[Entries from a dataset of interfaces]

━━━━━━━━━━

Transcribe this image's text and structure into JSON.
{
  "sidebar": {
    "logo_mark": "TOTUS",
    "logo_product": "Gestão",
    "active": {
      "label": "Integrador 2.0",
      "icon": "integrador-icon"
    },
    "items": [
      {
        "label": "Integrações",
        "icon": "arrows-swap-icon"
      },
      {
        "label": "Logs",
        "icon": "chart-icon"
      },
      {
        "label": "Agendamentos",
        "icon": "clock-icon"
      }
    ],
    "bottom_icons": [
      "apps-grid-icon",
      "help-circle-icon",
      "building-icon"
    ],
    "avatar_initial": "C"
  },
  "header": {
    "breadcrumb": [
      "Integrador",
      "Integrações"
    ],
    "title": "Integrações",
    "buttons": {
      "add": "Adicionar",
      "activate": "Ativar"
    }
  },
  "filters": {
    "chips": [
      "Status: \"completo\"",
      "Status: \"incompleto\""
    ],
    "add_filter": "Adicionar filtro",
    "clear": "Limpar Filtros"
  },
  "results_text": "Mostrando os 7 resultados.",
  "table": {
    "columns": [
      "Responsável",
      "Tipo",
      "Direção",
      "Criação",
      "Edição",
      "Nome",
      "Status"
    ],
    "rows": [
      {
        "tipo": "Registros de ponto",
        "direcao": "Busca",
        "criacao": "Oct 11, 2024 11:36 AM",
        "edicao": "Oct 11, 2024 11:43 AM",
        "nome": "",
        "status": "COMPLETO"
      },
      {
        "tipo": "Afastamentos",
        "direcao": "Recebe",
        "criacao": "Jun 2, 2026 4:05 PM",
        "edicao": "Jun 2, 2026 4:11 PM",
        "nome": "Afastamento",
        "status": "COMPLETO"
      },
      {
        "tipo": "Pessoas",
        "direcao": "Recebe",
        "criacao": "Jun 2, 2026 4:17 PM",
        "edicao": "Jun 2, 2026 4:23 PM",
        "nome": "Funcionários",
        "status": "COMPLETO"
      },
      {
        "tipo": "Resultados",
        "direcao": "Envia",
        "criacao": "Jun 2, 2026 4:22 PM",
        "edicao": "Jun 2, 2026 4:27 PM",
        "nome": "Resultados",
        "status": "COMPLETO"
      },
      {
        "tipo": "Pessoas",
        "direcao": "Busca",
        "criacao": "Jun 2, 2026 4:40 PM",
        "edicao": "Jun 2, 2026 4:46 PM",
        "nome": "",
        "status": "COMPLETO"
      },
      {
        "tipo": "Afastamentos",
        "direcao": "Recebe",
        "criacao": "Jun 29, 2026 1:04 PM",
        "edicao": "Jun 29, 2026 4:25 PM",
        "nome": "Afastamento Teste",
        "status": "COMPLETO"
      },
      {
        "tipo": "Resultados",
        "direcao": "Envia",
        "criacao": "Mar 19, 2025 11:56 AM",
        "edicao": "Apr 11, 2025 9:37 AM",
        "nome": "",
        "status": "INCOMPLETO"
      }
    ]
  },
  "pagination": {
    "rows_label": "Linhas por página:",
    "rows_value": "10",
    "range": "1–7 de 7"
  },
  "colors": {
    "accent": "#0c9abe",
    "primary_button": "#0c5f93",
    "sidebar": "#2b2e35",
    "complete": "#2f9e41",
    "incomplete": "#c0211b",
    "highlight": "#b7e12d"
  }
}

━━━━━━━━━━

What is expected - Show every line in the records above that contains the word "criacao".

Completed task -
        "criacao": "Oct 11, 2024 11:36 AM",
        "criacao": "Jun 2, 2026 4:05 PM",
        "criacao": "Jun 2, 2026 4:17 PM",
        "criacao": "Jun 2, 2026 4:22 PM",
        "criacao": "Jun 2, 2026 4:40 PM",
        "criacao": "Jun 29, 2026 1:04 PM",
        "criacao": "Mar 19, 2025 11:56 AM",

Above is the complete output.